Data about app and page elements
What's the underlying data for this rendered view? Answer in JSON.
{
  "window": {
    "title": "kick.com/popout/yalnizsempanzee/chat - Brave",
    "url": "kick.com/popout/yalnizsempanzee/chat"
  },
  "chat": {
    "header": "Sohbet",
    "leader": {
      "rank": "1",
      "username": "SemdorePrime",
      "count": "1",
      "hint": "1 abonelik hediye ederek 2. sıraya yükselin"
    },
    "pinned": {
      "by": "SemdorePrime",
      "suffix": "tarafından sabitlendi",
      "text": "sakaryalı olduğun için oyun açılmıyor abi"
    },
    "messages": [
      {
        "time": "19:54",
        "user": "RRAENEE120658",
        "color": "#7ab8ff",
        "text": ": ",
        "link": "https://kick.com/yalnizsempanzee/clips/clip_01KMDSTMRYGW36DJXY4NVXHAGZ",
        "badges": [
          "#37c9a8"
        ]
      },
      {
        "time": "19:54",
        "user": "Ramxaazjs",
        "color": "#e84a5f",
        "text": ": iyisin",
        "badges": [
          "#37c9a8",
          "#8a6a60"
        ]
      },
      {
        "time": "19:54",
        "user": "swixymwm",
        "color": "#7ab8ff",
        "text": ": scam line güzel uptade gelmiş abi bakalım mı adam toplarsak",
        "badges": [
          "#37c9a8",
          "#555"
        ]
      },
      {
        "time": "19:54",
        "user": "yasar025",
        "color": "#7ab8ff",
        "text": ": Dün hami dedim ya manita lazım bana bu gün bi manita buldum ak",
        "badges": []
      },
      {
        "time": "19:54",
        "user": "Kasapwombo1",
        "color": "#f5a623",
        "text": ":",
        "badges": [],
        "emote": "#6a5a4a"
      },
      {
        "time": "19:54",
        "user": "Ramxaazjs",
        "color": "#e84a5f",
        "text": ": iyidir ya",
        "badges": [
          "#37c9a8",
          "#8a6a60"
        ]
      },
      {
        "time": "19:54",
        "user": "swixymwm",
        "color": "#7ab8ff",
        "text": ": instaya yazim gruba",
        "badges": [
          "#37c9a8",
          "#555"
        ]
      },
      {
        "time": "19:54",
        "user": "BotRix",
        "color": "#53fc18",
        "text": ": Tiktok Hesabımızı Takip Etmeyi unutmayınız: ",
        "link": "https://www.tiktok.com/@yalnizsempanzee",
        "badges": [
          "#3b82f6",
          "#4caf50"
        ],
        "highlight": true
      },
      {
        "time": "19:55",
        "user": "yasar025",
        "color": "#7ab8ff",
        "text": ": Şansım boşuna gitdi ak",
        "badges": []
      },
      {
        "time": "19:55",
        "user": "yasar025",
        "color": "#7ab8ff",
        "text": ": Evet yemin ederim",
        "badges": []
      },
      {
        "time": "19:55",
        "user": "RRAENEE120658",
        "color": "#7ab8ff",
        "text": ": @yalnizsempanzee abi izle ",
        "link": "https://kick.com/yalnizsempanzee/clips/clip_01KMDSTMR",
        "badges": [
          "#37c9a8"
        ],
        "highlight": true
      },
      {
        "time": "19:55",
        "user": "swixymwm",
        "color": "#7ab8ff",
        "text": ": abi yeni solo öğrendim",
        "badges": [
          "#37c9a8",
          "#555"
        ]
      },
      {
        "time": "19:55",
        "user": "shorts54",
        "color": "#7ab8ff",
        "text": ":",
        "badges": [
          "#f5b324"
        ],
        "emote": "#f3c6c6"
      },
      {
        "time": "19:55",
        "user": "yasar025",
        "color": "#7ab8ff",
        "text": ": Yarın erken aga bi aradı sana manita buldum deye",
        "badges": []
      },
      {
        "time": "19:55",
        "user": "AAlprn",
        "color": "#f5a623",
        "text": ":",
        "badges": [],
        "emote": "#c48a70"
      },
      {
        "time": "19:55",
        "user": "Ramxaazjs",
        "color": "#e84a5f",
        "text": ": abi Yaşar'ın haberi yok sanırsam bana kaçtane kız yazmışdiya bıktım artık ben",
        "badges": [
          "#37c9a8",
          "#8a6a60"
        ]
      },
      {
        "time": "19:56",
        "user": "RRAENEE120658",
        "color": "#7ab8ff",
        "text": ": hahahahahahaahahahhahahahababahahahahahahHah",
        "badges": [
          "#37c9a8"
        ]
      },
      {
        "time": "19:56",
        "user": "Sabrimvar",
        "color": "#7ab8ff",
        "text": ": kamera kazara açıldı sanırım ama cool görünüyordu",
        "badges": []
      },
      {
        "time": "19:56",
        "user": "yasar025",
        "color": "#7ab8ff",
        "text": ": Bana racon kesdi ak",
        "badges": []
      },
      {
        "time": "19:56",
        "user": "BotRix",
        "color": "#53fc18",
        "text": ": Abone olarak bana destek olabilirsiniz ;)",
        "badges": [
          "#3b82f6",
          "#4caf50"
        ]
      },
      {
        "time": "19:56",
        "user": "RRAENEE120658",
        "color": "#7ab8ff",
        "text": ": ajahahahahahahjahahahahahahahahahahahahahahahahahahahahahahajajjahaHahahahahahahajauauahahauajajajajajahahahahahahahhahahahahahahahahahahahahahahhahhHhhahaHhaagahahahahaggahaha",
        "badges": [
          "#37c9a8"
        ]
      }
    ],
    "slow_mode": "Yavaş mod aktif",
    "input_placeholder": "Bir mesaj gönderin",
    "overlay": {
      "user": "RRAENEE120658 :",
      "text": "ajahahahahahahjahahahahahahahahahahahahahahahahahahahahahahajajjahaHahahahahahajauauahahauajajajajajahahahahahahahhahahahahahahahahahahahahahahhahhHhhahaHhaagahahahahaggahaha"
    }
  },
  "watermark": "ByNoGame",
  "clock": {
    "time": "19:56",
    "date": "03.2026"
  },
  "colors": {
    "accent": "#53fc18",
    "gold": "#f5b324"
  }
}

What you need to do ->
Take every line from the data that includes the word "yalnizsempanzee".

Your response ->
    "title": "kick.com/popout/yalnizsempanzee/chat - Brave",
    "url": "kick.com/popout/yalnizsempanzee/chat"
        "link": "https://kick.com/yalnizsempanzee/clips/clip_01KMDSTMRYGW36DJXY4NVXHAGZ",
        "link": "https://www.tiktok.com/@yalnizsempanzee",
        "text": ": @yalnizsempanzee abi izle ",
        "link": "https://kick.com/yalnizsempanzee/clips/clip_01KMDSTMR",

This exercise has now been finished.